#### RECORDS PROVIDED ####

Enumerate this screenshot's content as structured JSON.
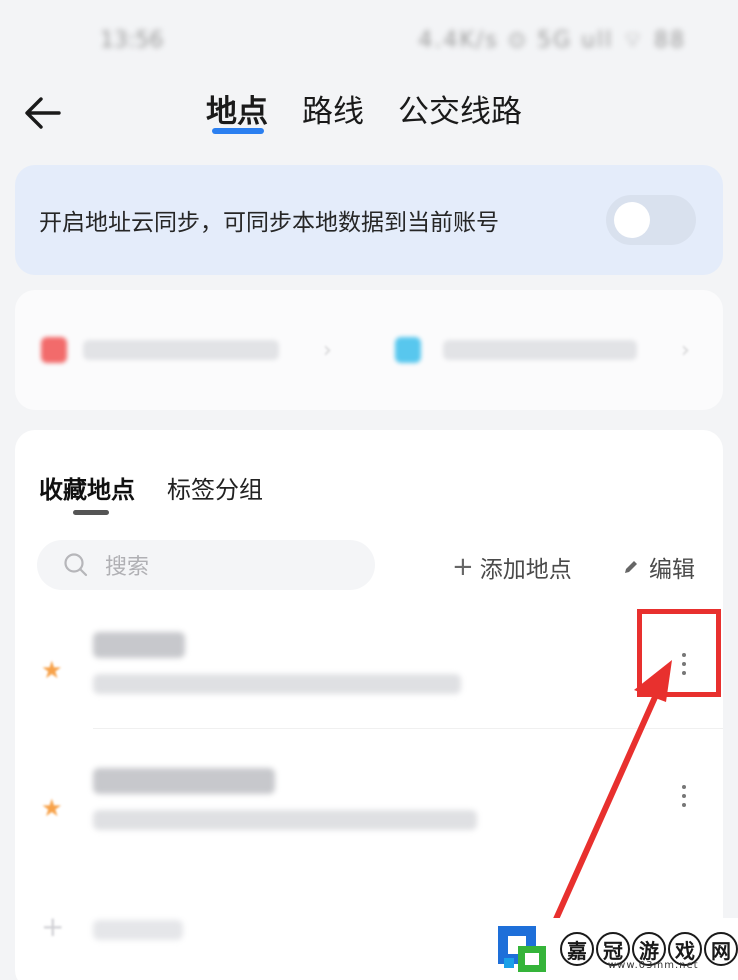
{
  "status_bar": {
    "time": "13:56",
    "icons": "4.4K/s ⊙ 5G ull ⌔ 88"
  },
  "nav": {
    "tabs": [
      {
        "label": "地点",
        "active": true
      },
      {
        "label": "路线",
        "active": false
      },
      {
        "label": "公交线路",
        "active": false
      }
    ]
  },
  "sync": {
    "text": "开启地址云同步，可同步本地数据到当前账号",
    "enabled": false
  },
  "favorites": {
    "subtabs": [
      {
        "label": "收藏地点",
        "active": true
      },
      {
        "label": "标签分组",
        "active": false
      }
    ],
    "search_placeholder": "搜索",
    "add_label": "添加地点",
    "edit_label": "编辑"
  },
  "watermark": {
    "chars": [
      "嘉",
      "冠",
      "游",
      "戏",
      "网"
    ],
    "url": "www.03mm.net"
  },
  "colors": {
    "accent": "#2b7ff0",
    "sync_bg": "#e4ecfa",
    "highlight": "#e8302e",
    "star": "#f7a24a"
  }
}
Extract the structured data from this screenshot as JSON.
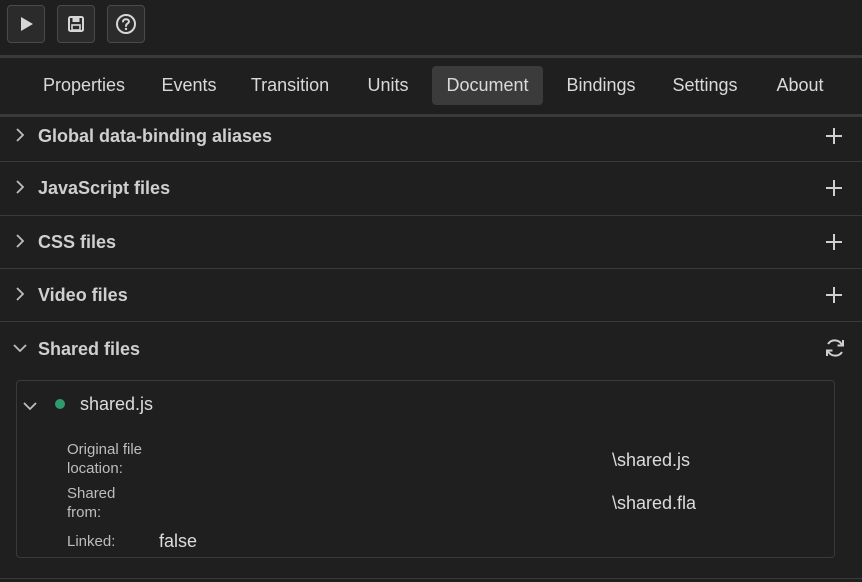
{
  "toolbar": {
    "buttons": [
      {
        "icon": "play-icon"
      },
      {
        "icon": "save-icon"
      },
      {
        "icon": "help-icon"
      }
    ]
  },
  "tabs": [
    {
      "label": "Properties"
    },
    {
      "label": "Events"
    },
    {
      "label": "Transition"
    },
    {
      "label": "Units"
    },
    {
      "label": "Document",
      "active": true
    },
    {
      "label": "Bindings"
    },
    {
      "label": "Settings"
    },
    {
      "label": "About"
    }
  ],
  "sections": [
    {
      "title": "Global data-binding aliases",
      "expanded": false,
      "action_icon": "plus-icon"
    },
    {
      "title": "JavaScript files",
      "expanded": false,
      "action_icon": "plus-icon"
    },
    {
      "title": "CSS files",
      "expanded": false,
      "action_icon": "plus-icon"
    },
    {
      "title": "Video files",
      "expanded": false,
      "action_icon": "plus-icon"
    },
    {
      "title": "Shared files",
      "expanded": true,
      "action_icon": "refresh-icon"
    }
  ],
  "shared_file": {
    "name": "shared.js",
    "status_color": "#2e9a6e",
    "original_location_label_line1": "Original file",
    "original_location_label_line2": "location:",
    "original_location_value": "\\shared.js",
    "shared_from_label_line1": "Shared",
    "shared_from_label_line2": "from:",
    "shared_from_value": "\\shared.fla",
    "linked_label": "Linked:",
    "linked_value": "false"
  },
  "colors": {
    "background": "#1f1f1f",
    "active_tab": "#3b3b3b",
    "separator": "#3a3a3a",
    "status_dot": "#2e9a6e"
  }
}
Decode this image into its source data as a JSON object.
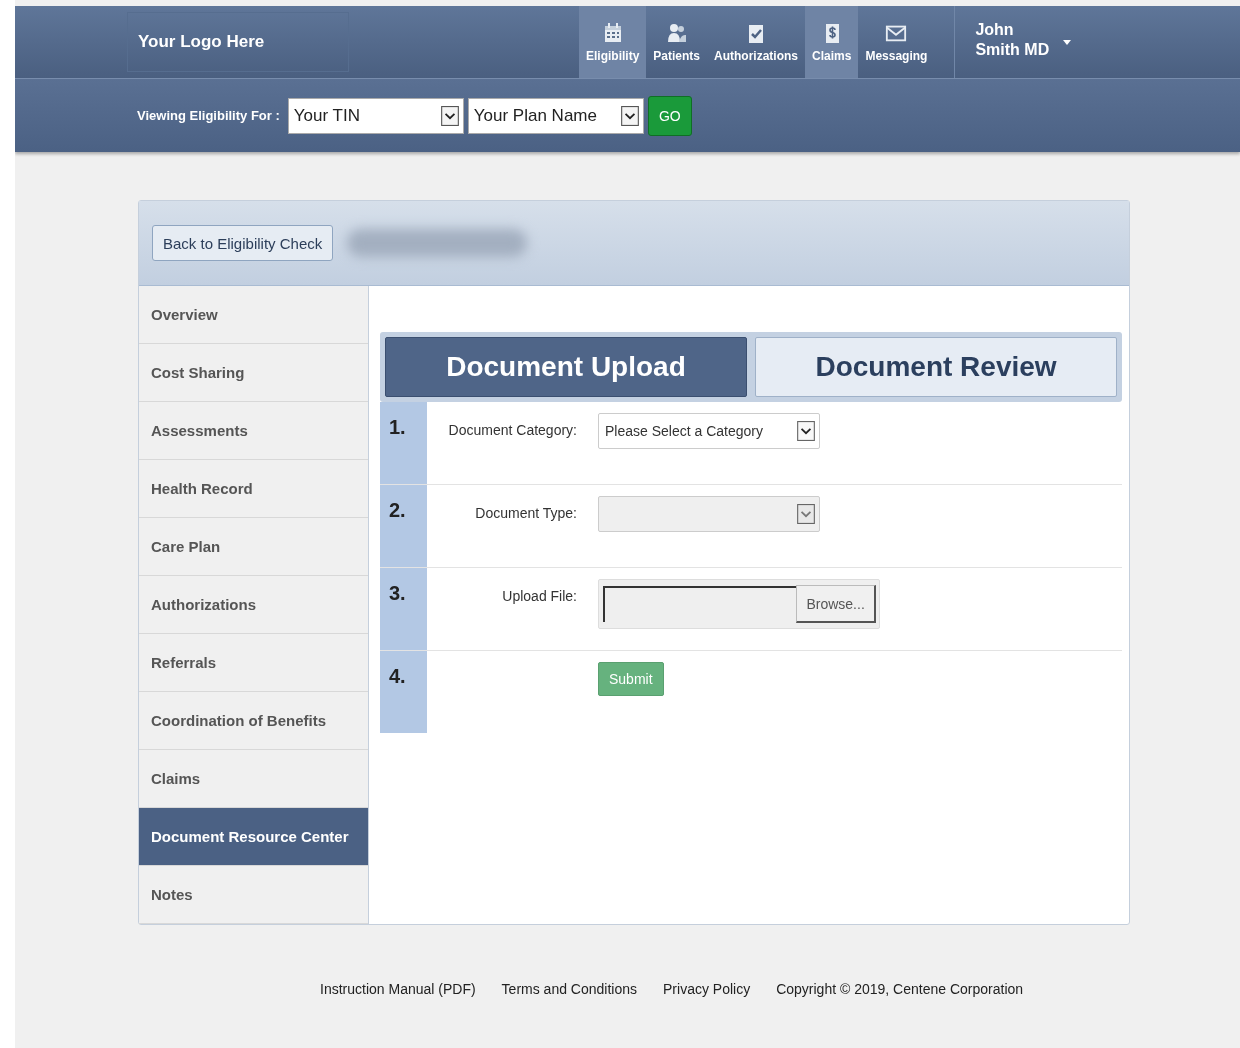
{
  "header": {
    "logo": "Your Logo Here",
    "nav": [
      {
        "label": "Eligibility",
        "kind": "calendar",
        "selected": true
      },
      {
        "label": "Patients",
        "kind": "people",
        "selected": false
      },
      {
        "label": "Authorizations",
        "kind": "check",
        "selected": false
      },
      {
        "label": "Claims",
        "kind": "dollar",
        "selected": true
      },
      {
        "label": "Messaging",
        "kind": "envelope",
        "selected": false
      }
    ],
    "user": {
      "first": "John",
      "last": "Smith MD"
    }
  },
  "toolbar": {
    "label": "Viewing Eligibility For :",
    "tin": "Your TIN",
    "plan": "Your Plan Name",
    "go": "GO"
  },
  "back_button": "Back to Eligibility Check",
  "sidebar": {
    "items": [
      {
        "label": "Overview",
        "selected": false
      },
      {
        "label": "Cost Sharing",
        "selected": false
      },
      {
        "label": "Assessments",
        "selected": false
      },
      {
        "label": "Health Record",
        "selected": false
      },
      {
        "label": "Care Plan",
        "selected": false
      },
      {
        "label": "Authorizations",
        "selected": false
      },
      {
        "label": "Referrals",
        "selected": false
      },
      {
        "label": "Coordination of Benefits",
        "selected": false
      },
      {
        "label": "Claims",
        "selected": false
      },
      {
        "label": "Document Resource Center",
        "selected": true
      },
      {
        "label": "Notes",
        "selected": false
      }
    ]
  },
  "tabs": [
    {
      "label": "Document Upload",
      "selected": true
    },
    {
      "label": "Document Review",
      "selected": false
    }
  ],
  "steps": [
    {
      "number": "1.",
      "kind": "select",
      "label": "Document Category:",
      "value": "Please Select a Category",
      "disabled": false
    },
    {
      "number": "2.",
      "kind": "select",
      "label": "Document Type:",
      "disabled": true
    },
    {
      "number": "3.",
      "kind": "file",
      "label": "Upload File:",
      "button": "Browse..."
    },
    {
      "number": "4.",
      "kind": "submit",
      "button": "Submit"
    }
  ],
  "footer": [
    "Instruction Manual (PDF)",
    "Terms and Conditions",
    "Privacy Policy",
    "Copyright © 2019, Centene Corporation"
  ]
}
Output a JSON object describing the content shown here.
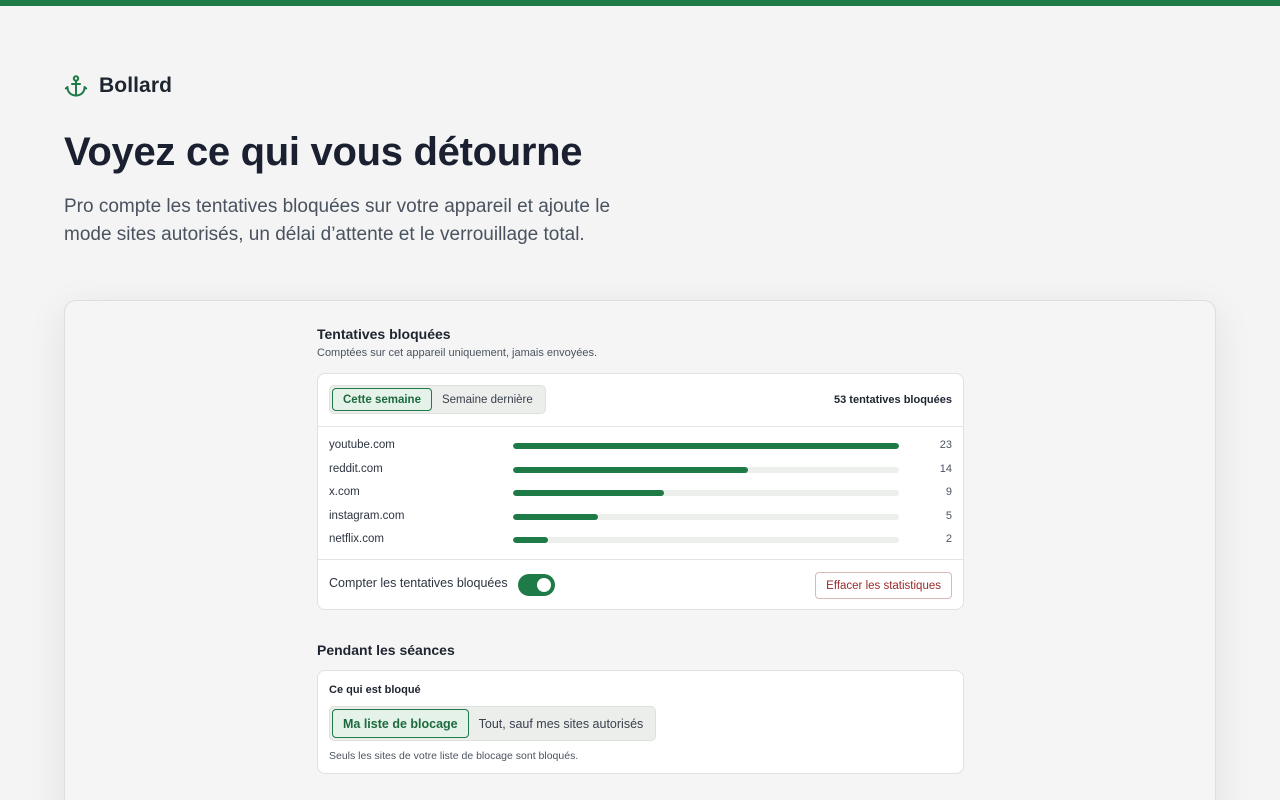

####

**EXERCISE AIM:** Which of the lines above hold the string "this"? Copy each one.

**EXERCISE OUTPUT:**
Enumerate this screenshot's content as structured JSON.
Extract the structured data from this screenshot as JSON.
Decode this image into its source data as a JSON object.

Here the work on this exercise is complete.